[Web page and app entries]
########
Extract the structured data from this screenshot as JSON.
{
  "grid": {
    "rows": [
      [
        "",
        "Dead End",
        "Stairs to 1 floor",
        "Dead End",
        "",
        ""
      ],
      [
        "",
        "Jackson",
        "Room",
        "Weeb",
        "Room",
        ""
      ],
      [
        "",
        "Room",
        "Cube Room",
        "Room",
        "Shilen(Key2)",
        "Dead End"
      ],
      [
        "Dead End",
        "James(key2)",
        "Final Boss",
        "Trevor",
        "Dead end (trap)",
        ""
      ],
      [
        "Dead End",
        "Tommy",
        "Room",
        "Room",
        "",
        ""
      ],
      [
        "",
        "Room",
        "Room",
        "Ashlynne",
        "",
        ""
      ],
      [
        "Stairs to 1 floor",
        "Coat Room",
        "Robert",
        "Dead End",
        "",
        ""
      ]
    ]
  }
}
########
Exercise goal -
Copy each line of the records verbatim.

Output for this task -
Extract the structured data from this screenshot as JSON.
{
  "grid": {
    "rows": [
      [
        "",
        "Dead End",
        "Stairs to 1 floor",
        "Dead End",
        "",
        ""
      ],
      [
        "",
        "Jackson",
        "Room",
        "Weeb",
        "Room",
        ""
      ],
      [
        "",
        "Room",
        "Cube Room",
        "Room",
        "Shilen(Key2)",
        "Dead End"
      ],
      [
        "Dead End",
        "James(key2)",
        "Final Boss",
        "Trevor",
        "Dead end (trap)",
        ""
      ],
      [
        "Dead End",
        "Tommy",
        "Room",
        "Room",
        "",
        ""
      ],
      [
        "",
        "Room",
        "Room",
        "Ashlynne",
        "",
        ""
      ],
      [
        "Stairs to 1 floor",
        "Coat Room",
        "Robert",
        "Dead End",
        "",
        ""
      ]
    ]
  }
}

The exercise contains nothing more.